Electronic – Ultra low noise power supply

dc/dc converterpower supply

I am trying to design an ultra low noise power supply for my sensitive circuit. The supply will provide 5V and 600mA. (Worst case, 200mA typical). My input voltage is 2V to 4V. My ripple target under load is less than 5mV.

The signals I am trying to measure are very small, nA level, and the opamps need to be on a very clean supply hence the very low noise DC/DC converter requirement.

What are the precautions I can take and what are the parameters I should look at while I am selecting the DC/DC converter. I know the forum doesn't like people to provide specific requirements but in this case I appreciate if you could indicate parts that meets the parameters indicated.

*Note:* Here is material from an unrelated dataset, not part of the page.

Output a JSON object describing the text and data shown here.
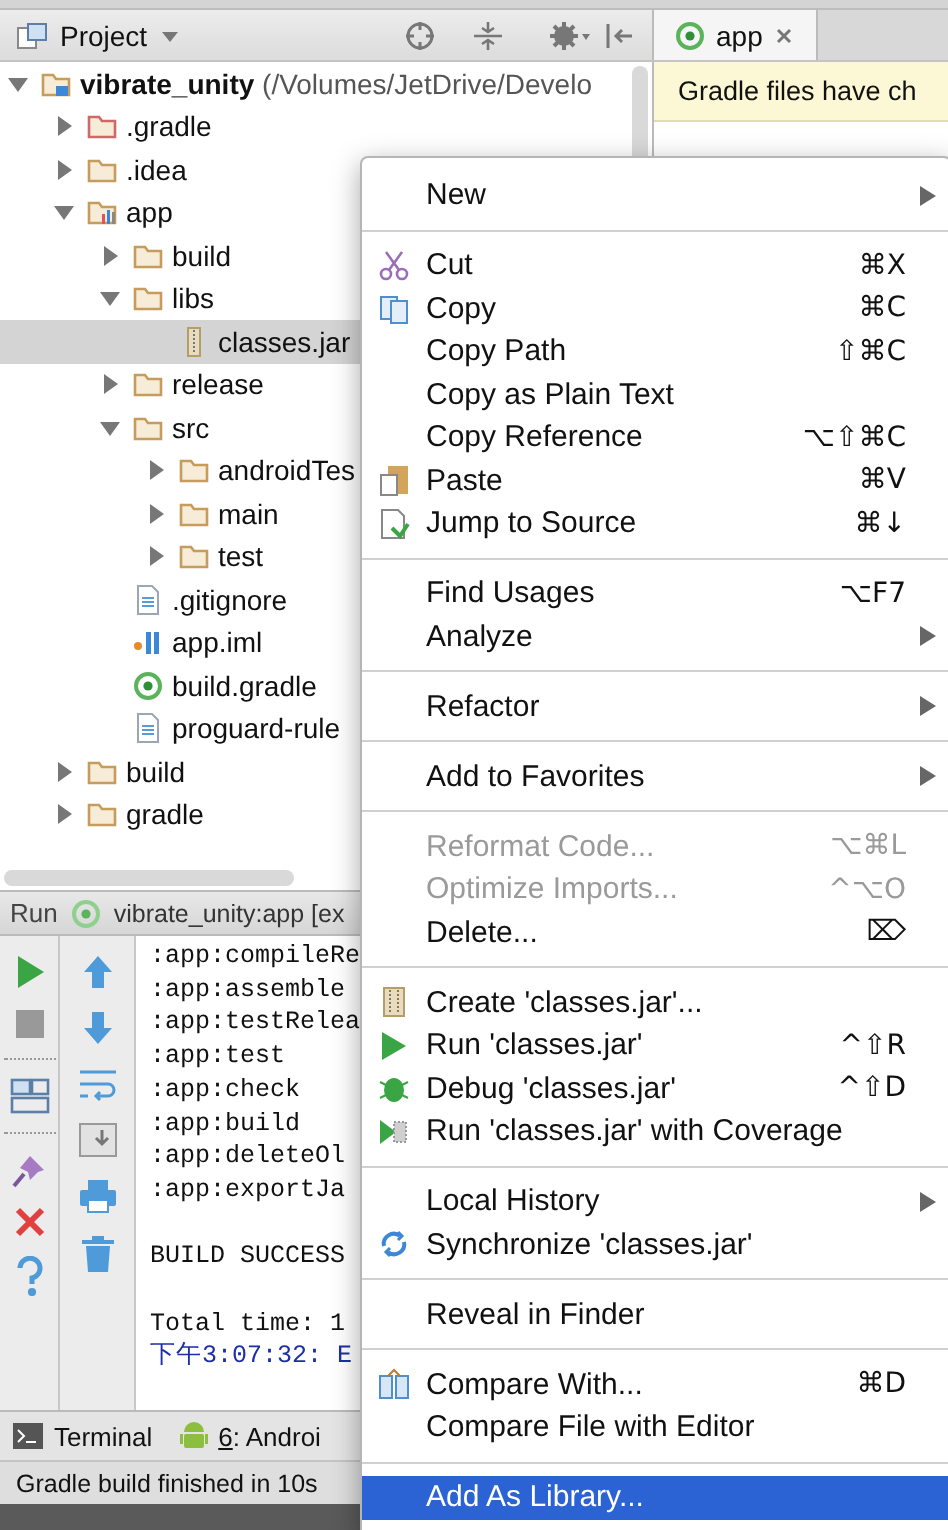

Also, what other circuit level precautions I can take? Decoupling caps for once but are there others?

My source is a simple two AA batteries, alkaline, but people may use other stuff. Anything that fits to AA battery compartment.

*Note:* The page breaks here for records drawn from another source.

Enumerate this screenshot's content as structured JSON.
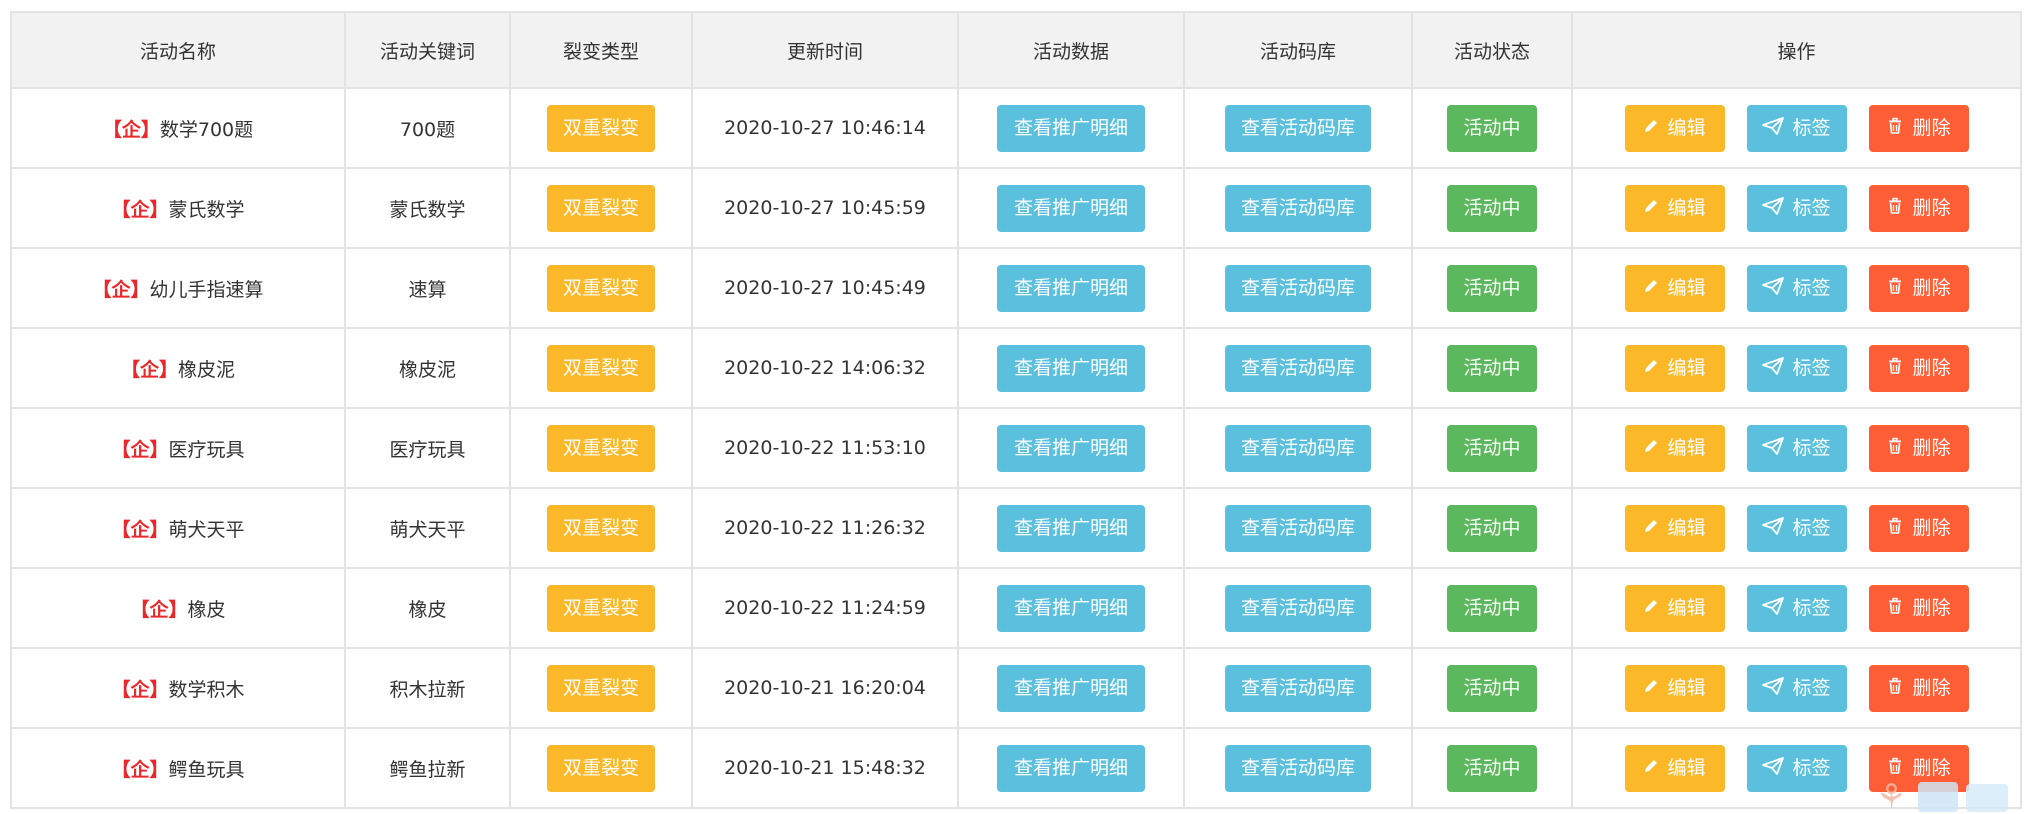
{
  "table": {
    "headers": [
      "活动名称",
      "活动关键词",
      "裂变类型",
      "更新时间",
      "活动数据",
      "活动码库",
      "活动状态",
      "操作"
    ],
    "rows": [
      {
        "prefix": "【企】",
        "name": "数学700题",
        "keyword": "700题",
        "type": "双重裂变",
        "updated": "2020-10-27 10:46:14",
        "data_btn": "查看推广明细",
        "codes_btn": "查看活动码库",
        "status": "活动中",
        "edit": "编辑",
        "tag": "标签",
        "delete": "删除"
      },
      {
        "prefix": "【企】",
        "name": "蒙氏数学",
        "keyword": "蒙氏数学",
        "type": "双重裂变",
        "updated": "2020-10-27 10:45:59",
        "data_btn": "查看推广明细",
        "codes_btn": "查看活动码库",
        "status": "活动中",
        "edit": "编辑",
        "tag": "标签",
        "delete": "删除"
      },
      {
        "prefix": "【企】",
        "name": "幼儿手指速算",
        "keyword": "速算",
        "type": "双重裂变",
        "updated": "2020-10-27 10:45:49",
        "data_btn": "查看推广明细",
        "codes_btn": "查看活动码库",
        "status": "活动中",
        "edit": "编辑",
        "tag": "标签",
        "delete": "删除"
      },
      {
        "prefix": "【企】",
        "name": "橡皮泥",
        "keyword": "橡皮泥",
        "type": "双重裂变",
        "updated": "2020-10-22 14:06:32",
        "data_btn": "查看推广明细",
        "codes_btn": "查看活动码库",
        "status": "活动中",
        "edit": "编辑",
        "tag": "标签",
        "delete": "删除"
      },
      {
        "prefix": "【企】",
        "name": "医疗玩具",
        "keyword": "医疗玩具",
        "type": "双重裂变",
        "updated": "2020-10-22 11:53:10",
        "data_btn": "查看推广明细",
        "codes_btn": "查看活动码库",
        "status": "活动中",
        "edit": "编辑",
        "tag": "标签",
        "delete": "删除"
      },
      {
        "prefix": "【企】",
        "name": "萌犬天平",
        "keyword": "萌犬天平",
        "type": "双重裂变",
        "updated": "2020-10-22 11:26:32",
        "data_btn": "查看推广明细",
        "codes_btn": "查看活动码库",
        "status": "活动中",
        "edit": "编辑",
        "tag": "标签",
        "delete": "删除"
      },
      {
        "prefix": "【企】",
        "name": "橡皮",
        "keyword": "橡皮",
        "type": "双重裂变",
        "updated": "2020-10-22 11:24:59",
        "data_btn": "查看推广明细",
        "codes_btn": "查看活动码库",
        "status": "活动中",
        "edit": "编辑",
        "tag": "标签",
        "delete": "删除"
      },
      {
        "prefix": "【企】",
        "name": "数学积木",
        "keyword": "积木拉新",
        "type": "双重裂变",
        "updated": "2020-10-21 16:20:04",
        "data_btn": "查看推广明细",
        "codes_btn": "查看活动码库",
        "status": "活动中",
        "edit": "编辑",
        "tag": "标签",
        "delete": "删除"
      },
      {
        "prefix": "【企】",
        "name": "鳄鱼玩具",
        "keyword": "鳄鱼拉新",
        "type": "双重裂变",
        "updated": "2020-10-21 15:48:32",
        "data_btn": "查看推广明细",
        "codes_btn": "查看活动码库",
        "status": "活动中",
        "edit": "编辑",
        "tag": "标签",
        "delete": "删除"
      }
    ]
  },
  "colors": {
    "type_button": "#fbb829",
    "info_button": "#5bc0de",
    "status_active": "#5cb85c",
    "delete_button": "#fe5e35",
    "qi_tag": "#e8292b"
  },
  "icons": {
    "edit": "pencil-icon",
    "tag": "paper-plane-icon",
    "delete": "trash-icon"
  }
}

My signal, the opamp input, is 1Mhz with 75% duty cycle

I went back and completely re-look at the design, change the Opamps so that I can turn off the power to them (and they can work at 4.5V), arranged GPIOs etc so that we can control the power flow, changed some of the modulation schemes etc. At last, I was able to bring down the total requirement of power to 400mA where 200mA for 5V and 200mA for 3.3V.

I have chosen the high efficiency TI part for the design on the switcher side. TPS661100. This has an LDO which I will use for 3.3V. (interestingly, this LDO has a great PSRR but I am afraid to use it for the 5V supply since I cannot pass it through a pi network before feeding into the LDO) Now I am trying to choose an external LDO to for 5V. This switcher has 500Khz switching frequency but finding an LDO that has a good rejection at 500Khz proved to be challenging. I can find parts that has a low drop out and 30dB PSRR but nothing like you guys recommended such as 60-70dB. I am now open to suggestions and feedback.

Final note, when my design is complete, I will extend this question so that the next guy can follow or learn from my experience. Thanks to you all.

Best Answer

You'll need a switcher to pump up the input voltage, and have it followed by a linear regulator, like Russell proposes. His TPS717xx, however, while having a high PSRR doesn't have a high output current (150mA). High current and high PSRR don't go together well on LDOs. Nevertheless, an LDO may be required, since the 2-4V input volatge suggests that you're powering from batteries, and then you don't want to lose too much power in regulators.
A solution for the PSRR may be to use 2 LDOs in cascade, so that the PSRRs add.
The LP3878-ADJ may be a good choice for your second stage; it's low-noise, can supply 800mA and has an adjustable output which can be set to 5V.
For the preceding stage you could use an LP38690-ADJ. The datasheet shows how you can improve ripple rejection at higher frequencies if you place a 100\$\mu\$F output cap. Caps between each stage (100\$\mu\$F + 10\$\mu\$F + 1\$\mu\$F) are a must, but \$\pi\$-filters are a better idea: caps + ferrite bead + caps. Those should suppress the higher frequencies generated by the switcher.

edit (re your update)
Dave rightly has second thoughts on your using AA batteries, but it's even worse than he calculated. I estimate that you'll need 7V from the switcher to feed the cascaded LDOs, so 600mA @ 7V is 4.2W, at a conversion efficiency of 80% that's 5.25W from the batteries. Two AA cells deliver 3V, so that's 1.75A from the batteries! Not only won't they last long, they won't like it either. I suggest you use a LiPo cell, which delivers 3.7V with a boost regulator, or even two cells in series, giving 7.4V, and use just the LP3878-ADJ. (If you don't use a switcher you don't need the second LDO to suppress its ripple.)